President Jim Ferlo is calling on fans to boycott Pirates games
as a protest to ownership's delay in selling to local buyer Rigas
(AP, 3/29).

     The deal to bring the CFL's Posse from Las Vegas to Jackson,
MS, is "dead," according to today's Vancouver PROVINCE.  On
Tuesday, the league was making "frantic efforts" to find new
investors, but nothing was announced. (Kent Spencer,  Vancouver
PROVINCE, 3/29).

     NFL Commissioner Paul Tagliabue and Rams President John Shaw
reached agreement Tuesday on the "sharing of funds from a seat
license campaign in St. Louis," according to Michele Himmelberg
in this morning's ORANGE COUNTY REGISTER.  The sharing of PSL
revenue was a key sticking point when owners rejected the Rams
relocation to St. Louis on March 15.  Shaw said they "have agreed
to share those funds with some exclusions," which in turn must be
negotiated with the NFLPA.  Shaw also said the two sides agreed
that the Rams will pay the NFL "over the life of the seat
licenses," rather than up front, which the league had requested.
Himmelberg reports the sides "made no progress" on the other
issues preventing the move -- a payment to the Fox as a rebate
for leaving the No. 2 media market, and contributions to a NFL-
proposed stadium renovation fund.  The two sides also extended
their "standstill agreement" on legal action, as the Rams had the
right to sue first if they filed by Friday.  The agreement was
pushed back to April 17, and Shaw said they would continue to
negotiate with Tagliabue rather than "hurrying into court"
(ORANGE COUNTY REGISTER, 3/29).  ESPN's Chris Mortensen reported
last night on "SportsCenter" that "most league officials and
owners concede that the Rams will eventually get their way"
("SportsCenter," ESPN, 3/28).
     HOW MUCH?  Save the Rams, the civic group in the L.A. area
trying to keep the team, has kicked off a membership drive to
attract local fans and businesses.  The group is asking for a $50
membership fee and hopes to gain over 5,000 members (ORANGE
COUNTY REGISTER, 3/29).
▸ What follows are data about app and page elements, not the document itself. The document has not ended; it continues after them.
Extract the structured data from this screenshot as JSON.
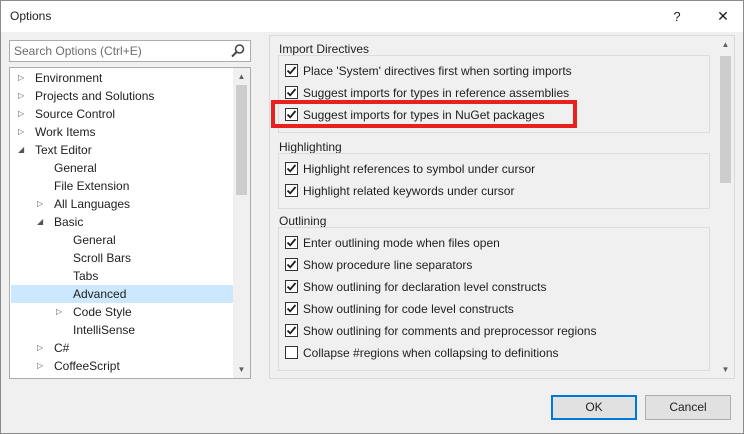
{
  "window": {
    "title": "Options",
    "help_glyph": "?",
    "close_glyph": "✕"
  },
  "search": {
    "placeholder": "Search Options (Ctrl+E)"
  },
  "tree": {
    "items": [
      {
        "label": "Environment",
        "level": 0,
        "state": "collapsed"
      },
      {
        "label": "Projects and Solutions",
        "level": 0,
        "state": "collapsed"
      },
      {
        "label": "Source Control",
        "level": 0,
        "state": "collapsed"
      },
      {
        "label": "Work Items",
        "level": 0,
        "state": "collapsed"
      },
      {
        "label": "Text Editor",
        "level": 0,
        "state": "expanded"
      },
      {
        "label": "General",
        "level": 1,
        "state": "leaf"
      },
      {
        "label": "File Extension",
        "level": 1,
        "state": "leaf"
      },
      {
        "label": "All Languages",
        "level": 1,
        "state": "collapsed"
      },
      {
        "label": "Basic",
        "level": 1,
        "state": "expanded"
      },
      {
        "label": "General",
        "level": 2,
        "state": "leaf"
      },
      {
        "label": "Scroll Bars",
        "level": 2,
        "state": "leaf"
      },
      {
        "label": "Tabs",
        "level": 2,
        "state": "leaf"
      },
      {
        "label": "Advanced",
        "level": 2,
        "state": "leaf",
        "selected": true
      },
      {
        "label": "Code Style",
        "level": 2,
        "state": "collapsed"
      },
      {
        "label": "IntelliSense",
        "level": 2,
        "state": "leaf"
      },
      {
        "label": "C#",
        "level": 1,
        "state": "collapsed"
      },
      {
        "label": "CoffeeScript",
        "level": 1,
        "state": "collapsed"
      }
    ]
  },
  "groups": [
    {
      "title": "Import Directives",
      "options": [
        {
          "label": "Place 'System' directives first when sorting imports",
          "checked": true
        },
        {
          "label": "Suggest imports for types in reference assemblies",
          "checked": true
        },
        {
          "label": "Suggest imports for types in NuGet packages",
          "checked": true
        }
      ]
    },
    {
      "title": "Highlighting",
      "options": [
        {
          "label": "Highlight references to symbol under cursor",
          "checked": true
        },
        {
          "label": "Highlight related keywords under cursor",
          "checked": true
        }
      ]
    },
    {
      "title": "Outlining",
      "options": [
        {
          "label": "Enter outlining mode when files open",
          "checked": true
        },
        {
          "label": "Show procedure line separators",
          "checked": true
        },
        {
          "label": "Show outlining for declaration level constructs",
          "checked": true
        },
        {
          "label": "Show outlining for code level constructs",
          "checked": true
        },
        {
          "label": "Show outlining for comments and preprocessor regions",
          "checked": true
        },
        {
          "label": "Collapse #regions when collapsing to definitions",
          "checked": false
        }
      ]
    }
  ],
  "buttons": {
    "ok": "OK",
    "cancel": "Cancel"
  },
  "colors": {
    "accent": "#0078d7",
    "selection": "#cce8ff",
    "annotation": "#e8211e"
  }
}
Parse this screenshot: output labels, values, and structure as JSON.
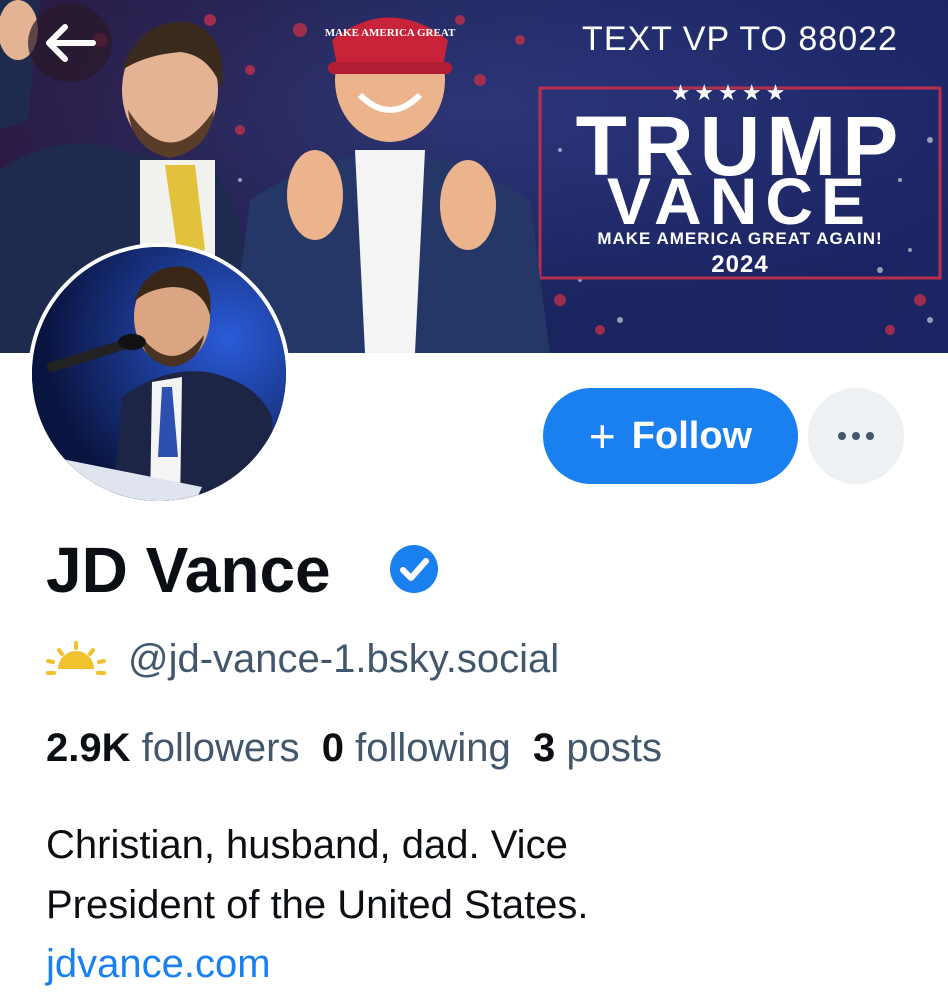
{
  "banner": {
    "text_line": "TEXT VP TO 88022",
    "stars": "★★★★★",
    "title_line1": "TRUMP",
    "title_line2": "VANCE",
    "slogan": "MAKE AMERICA GREAT AGAIN!",
    "year": "2024",
    "hat_text": "MAKE AMERICA GREAT"
  },
  "back_icon": "arrow-left-icon",
  "profile": {
    "display_name": "JD Vance",
    "handle": "@jd-vance-1.bsky.social",
    "handle_icon": "sun-icon",
    "followers_count": "2.9K",
    "followers_label": "followers",
    "following_count": "0",
    "following_label": "following",
    "posts_count": "3",
    "posts_label": "posts",
    "bio_line1": "Christian, husband, dad. Vice",
    "bio_line2": "President of the United States.",
    "website": "jdvance.com"
  },
  "actions": {
    "follow_label": "Follow",
    "more_icon": "ellipsis-icon"
  },
  "colors": {
    "accent": "#1a80f0",
    "text_primary": "#0b0f14",
    "text_secondary": "#42576b",
    "more_bg": "#eef1f4"
  }
}
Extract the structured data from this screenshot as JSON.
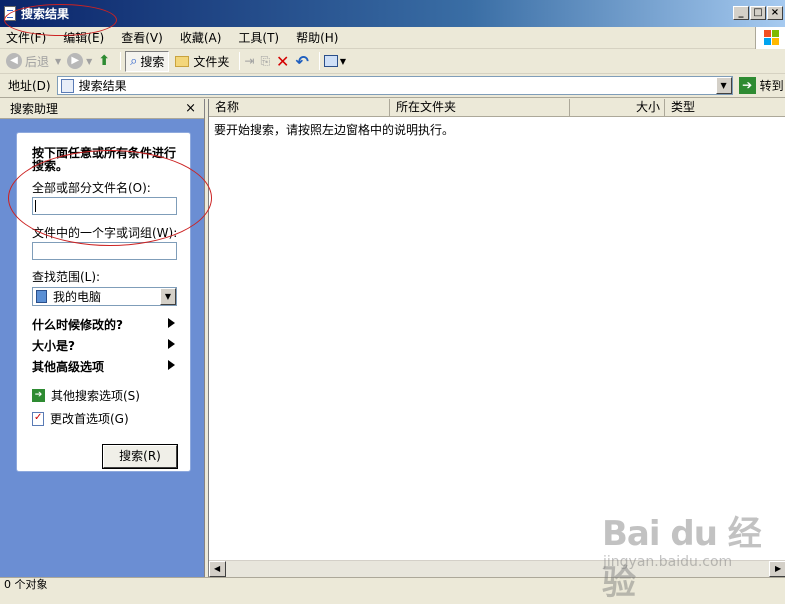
{
  "window": {
    "title": "搜索结果"
  },
  "menu": [
    {
      "label": "文件(F)"
    },
    {
      "label": "编辑(E)"
    },
    {
      "label": "查看(V)"
    },
    {
      "label": "收藏(A)"
    },
    {
      "label": "工具(T)"
    },
    {
      "label": "帮助(H)"
    }
  ],
  "toolbar": {
    "back": "后退",
    "search": "搜索",
    "folders": "文件夹"
  },
  "address": {
    "label": "地址(D)",
    "value": "搜索结果",
    "go": "转到"
  },
  "search_pane": {
    "title": "搜索助理",
    "close": "×",
    "instruction": "按下面任意或所有条件进行搜索。",
    "filename_label": "全部或部分文件名(O):",
    "filename_value": "",
    "phrase_label": "文件中的一个字或词组(W):",
    "phrase_value": "",
    "lookin_label": "查找范围(L):",
    "lookin_value": "我的电脑",
    "when_modified": "什么时候修改的?",
    "size": "大小是?",
    "advanced": "其他高级选项",
    "other_options": "其他搜索选项(S)",
    "change_prefs": "更改首选项(G)",
    "search_button": "搜索(R)"
  },
  "results": {
    "columns": [
      "名称",
      "所在文件夹",
      "大小",
      "类型"
    ],
    "empty_message": "要开始搜索，请按照左边窗格中的说明执行。"
  },
  "status": {
    "text": "0 个对象"
  },
  "watermark": {
    "brand": "Bai du 经验",
    "url": "jingyan.baidu.com"
  }
}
     Controversy erupted yesterday over the initial sale forSenators' tickets for seats in the new Palladium when the teamadmitted the existence of a corporate client list that will getthe chance to buy ahead of many long time season-ticket holders.Senators Senior VP Brian Ashe acknowledged the two lists, but hesaid the corporate list would be merged with the main list offans who pledged $25 "long before Ottawa was awarded" an NHLteam.  Starting today, the Senators are treating the main listand corporate list "equally," serving one from each, until thecorporate list of about 300 customers is finished.  Ashe saidthey tried to use "the fairest approach," but noted the team"depends heavily" on corporate clients who buy ads and PalladiumClub memberships (Michael Prentice, OTTAWA CITIZEN, 3/29).